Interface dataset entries
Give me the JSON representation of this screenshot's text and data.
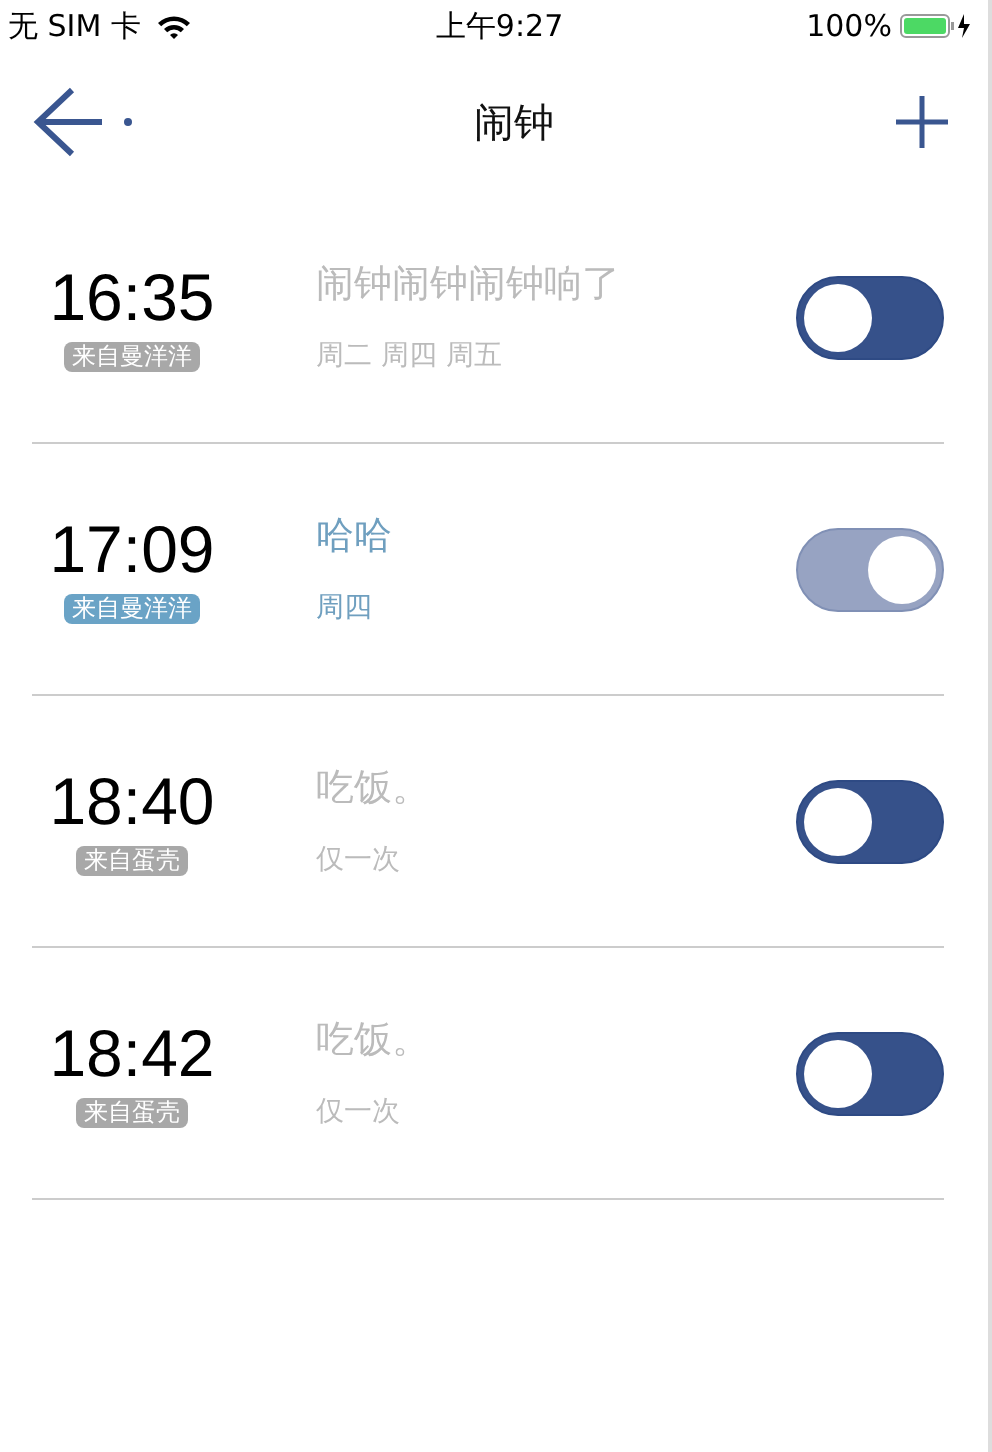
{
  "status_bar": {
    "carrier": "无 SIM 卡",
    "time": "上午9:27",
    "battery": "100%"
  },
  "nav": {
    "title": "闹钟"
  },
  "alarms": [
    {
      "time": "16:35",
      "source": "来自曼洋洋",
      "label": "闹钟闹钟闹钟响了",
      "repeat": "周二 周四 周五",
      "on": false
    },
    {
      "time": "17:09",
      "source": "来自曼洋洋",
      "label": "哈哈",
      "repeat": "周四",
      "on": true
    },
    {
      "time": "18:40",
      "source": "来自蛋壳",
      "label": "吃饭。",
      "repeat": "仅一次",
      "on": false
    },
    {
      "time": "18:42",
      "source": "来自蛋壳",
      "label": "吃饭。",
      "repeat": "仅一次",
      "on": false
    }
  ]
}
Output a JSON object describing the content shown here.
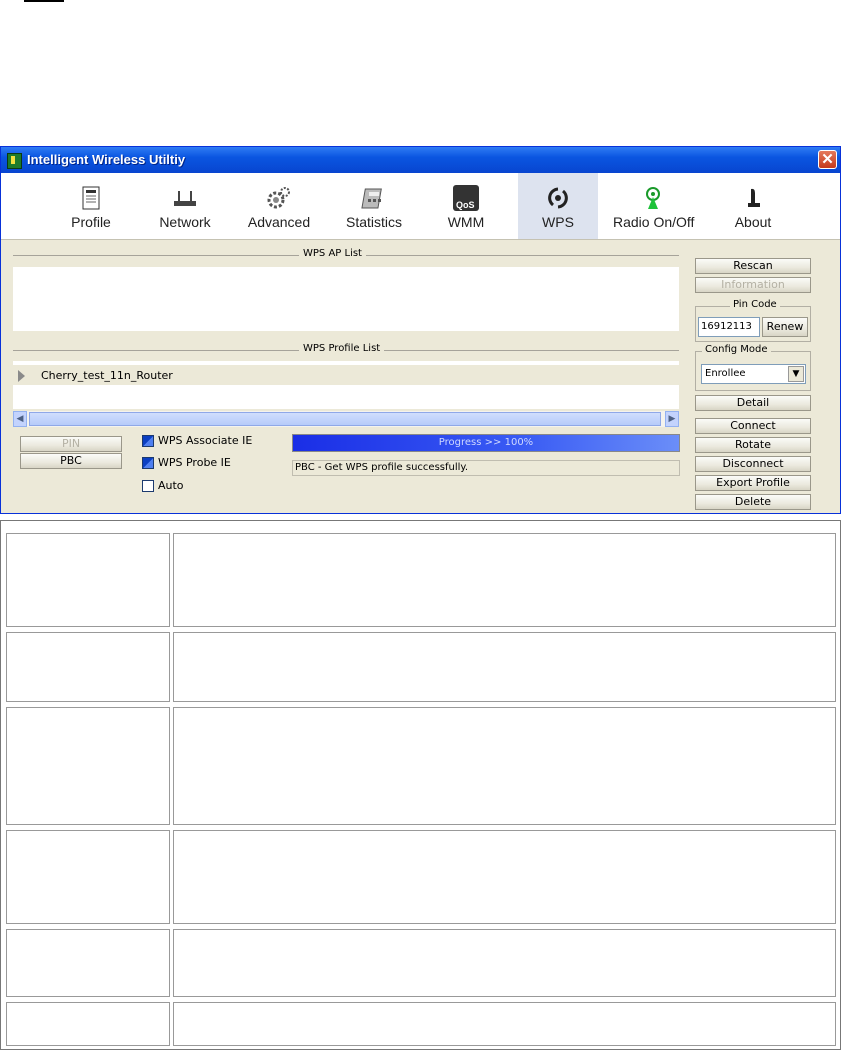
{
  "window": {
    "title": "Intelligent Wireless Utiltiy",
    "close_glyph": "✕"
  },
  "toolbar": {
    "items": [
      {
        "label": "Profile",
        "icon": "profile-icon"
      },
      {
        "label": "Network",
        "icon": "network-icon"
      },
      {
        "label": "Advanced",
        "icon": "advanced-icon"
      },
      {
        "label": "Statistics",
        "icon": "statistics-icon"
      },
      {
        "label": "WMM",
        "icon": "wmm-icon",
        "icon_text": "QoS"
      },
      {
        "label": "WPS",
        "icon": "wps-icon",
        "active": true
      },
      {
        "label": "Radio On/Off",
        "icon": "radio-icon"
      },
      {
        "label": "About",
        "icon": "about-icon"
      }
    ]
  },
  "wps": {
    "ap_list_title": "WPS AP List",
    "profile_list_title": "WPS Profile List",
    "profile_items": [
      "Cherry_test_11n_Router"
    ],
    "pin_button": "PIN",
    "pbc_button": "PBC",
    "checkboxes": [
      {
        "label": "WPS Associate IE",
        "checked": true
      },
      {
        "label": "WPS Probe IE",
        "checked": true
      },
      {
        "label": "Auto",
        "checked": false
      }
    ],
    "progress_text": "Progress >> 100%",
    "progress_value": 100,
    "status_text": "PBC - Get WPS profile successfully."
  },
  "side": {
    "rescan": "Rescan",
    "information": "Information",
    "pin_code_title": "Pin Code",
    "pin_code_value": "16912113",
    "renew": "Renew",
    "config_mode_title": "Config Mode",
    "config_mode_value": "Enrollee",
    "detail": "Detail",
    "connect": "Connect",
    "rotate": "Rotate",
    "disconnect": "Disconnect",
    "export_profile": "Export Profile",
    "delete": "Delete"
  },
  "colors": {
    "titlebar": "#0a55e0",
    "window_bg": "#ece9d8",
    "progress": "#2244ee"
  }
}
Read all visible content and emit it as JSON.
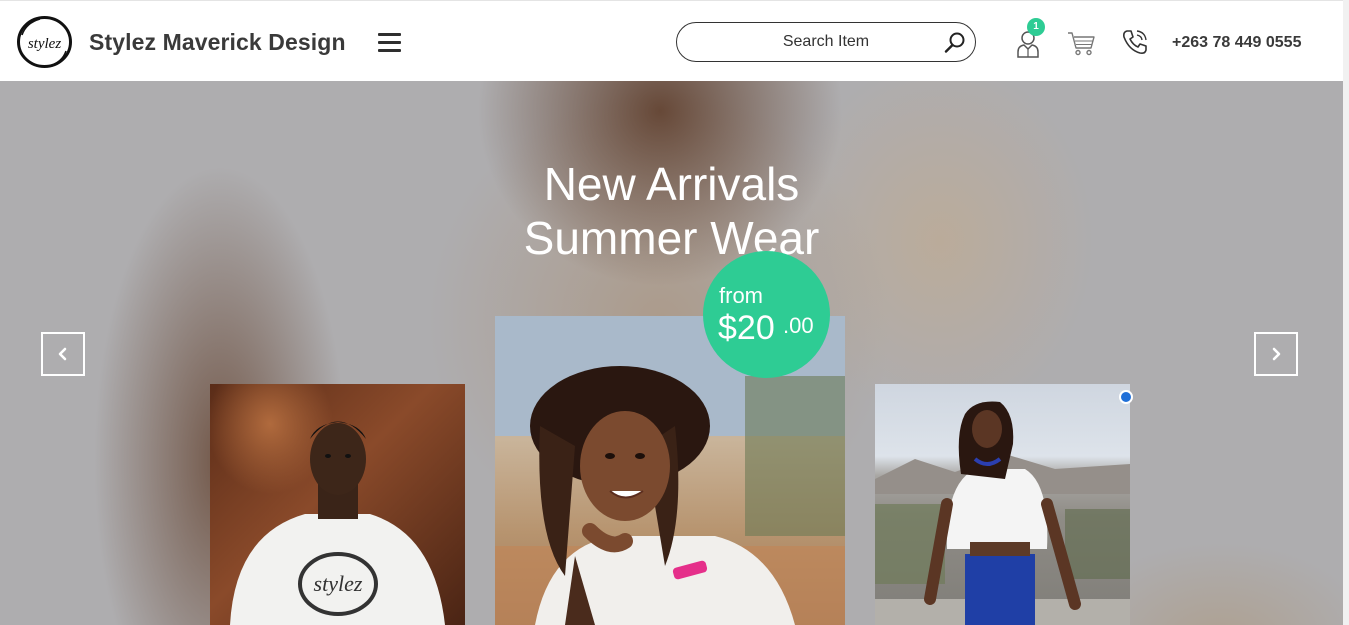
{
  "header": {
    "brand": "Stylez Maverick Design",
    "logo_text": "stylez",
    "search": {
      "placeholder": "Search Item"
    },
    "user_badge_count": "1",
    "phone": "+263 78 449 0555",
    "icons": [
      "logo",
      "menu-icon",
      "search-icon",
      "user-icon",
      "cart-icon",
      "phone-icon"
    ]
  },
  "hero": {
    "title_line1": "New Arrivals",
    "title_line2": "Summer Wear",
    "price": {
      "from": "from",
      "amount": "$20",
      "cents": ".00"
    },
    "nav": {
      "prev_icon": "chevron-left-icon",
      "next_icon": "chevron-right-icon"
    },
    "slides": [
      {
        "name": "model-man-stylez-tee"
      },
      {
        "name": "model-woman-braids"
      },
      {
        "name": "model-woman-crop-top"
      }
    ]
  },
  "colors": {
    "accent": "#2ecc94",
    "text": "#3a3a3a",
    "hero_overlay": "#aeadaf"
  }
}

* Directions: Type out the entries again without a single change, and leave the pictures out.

* Reply:
Give me the JSON representation of this screenshot's text and data.
{
  "status_bar": {
    "carrier": "无 SIM 卡",
    "time": "上午9:27",
    "battery": "100%"
  },
  "nav": {
    "title": "闹钟"
  },
  "alarms": [
    {
      "time": "16:35",
      "source": "来自曼洋洋",
      "label": "闹钟闹钟闹钟响了",
      "repeat": "周二 周四 周五",
      "on": false
    },
    {
      "time": "17:09",
      "source": "来自曼洋洋",
      "label": "哈哈",
      "repeat": "周四",
      "on": true
    },
    {
      "time": "18:40",
      "source": "来自蛋壳",
      "label": "吃饭。",
      "repeat": "仅一次",
      "on": false
    },
    {
      "time": "18:42",
      "source": "来自蛋壳",
      "label": "吃饭。",
      "repeat": "仅一次",
      "on": false
    }
  ]
}
Output a JSON object describing the content shown here.
{
  "window": {
    "title": "Intelligent Wireless Utiltiy",
    "close_glyph": "✕"
  },
  "toolbar": {
    "items": [
      {
        "label": "Profile",
        "icon": "profile-icon"
      },
      {
        "label": "Network",
        "icon": "network-icon"
      },
      {
        "label": "Advanced",
        "icon": "advanced-icon"
      },
      {
        "label": "Statistics",
        "icon": "statistics-icon"
      },
      {
        "label": "WMM",
        "icon": "wmm-icon",
        "icon_text": "QoS"
      },
      {
        "label": "WPS",
        "icon": "wps-icon",
        "active": true
      },
      {
        "label": "Radio On/Off",
        "icon": "radio-icon"
      },
      {
        "label": "About",
        "icon": "about-icon"
      }
    ]
  },
  "wps": {
    "ap_list_title": "WPS AP List",
    "profile_list_title": "WPS Profile List",
    "profile_items": [
      "Cherry_test_11n_Router"
    ],
    "pin_button": "PIN",
    "pbc_button": "PBC",
    "checkboxes": [
      {
        "label": "WPS Associate IE",
        "checked": true
      },
      {
        "label": "WPS Probe IE",
        "checked": true
      },
      {
        "label": "Auto",
        "checked": false
      }
    ],
    "progress_text": "Progress >> 100%",
    "progress_value": 100,
    "status_text": "PBC - Get WPS profile successfully."
  },
  "side": {
    "rescan": "Rescan",
    "information": "Information",
    "pin_code_title": "Pin Code",
    "pin_code_value": "16912113",
    "renew": "Renew",
    "config_mode_title": "Config Mode",
    "config_mode_value": "Enrollee",
    "detail": "Detail",
    "connect": "Connect",
    "rotate": "Rotate",
    "disconnect": "Disconnect",
    "export_profile": "Export Profile",
    "delete": "Delete"
  },
  "colors": {
    "titlebar": "#0a55e0",
    "window_bg": "#ece9d8",
    "progress": "#2244ee"
  }
}
Read all visible content and emit it as JSON.
{
  "header": {
    "brand": "Stylez Maverick Design",
    "logo_text": "stylez",
    "search": {
      "placeholder": "Search Item"
    },
    "user_badge_count": "1",
    "phone": "+263 78 449 0555",
    "icons": [
      "logo",
      "menu-icon",
      "search-icon",
      "user-icon",
      "cart-icon",
      "phone-icon"
    ]
  },
  "hero": {
    "title_line1": "New Arrivals",
    "title_line2": "Summer Wear",
    "price": {
      "from": "from",
      "amount": "$20",
      "cents": ".00"
    },
    "nav": {
      "prev_icon": "chevron-left-icon",
      "next_icon": "chevron-right-icon"
    },
    "slides": [
      {
        "name": "model-man-stylez-tee"
      },
      {
        "name": "model-woman-braids"
      },
      {
        "name": "model-woman-crop-top"
      }
    ]
  },
  "colors": {
    "accent": "#2ecc94",
    "text": "#3a3a3a",
    "hero_overlay": "#aeadaf"
  }
}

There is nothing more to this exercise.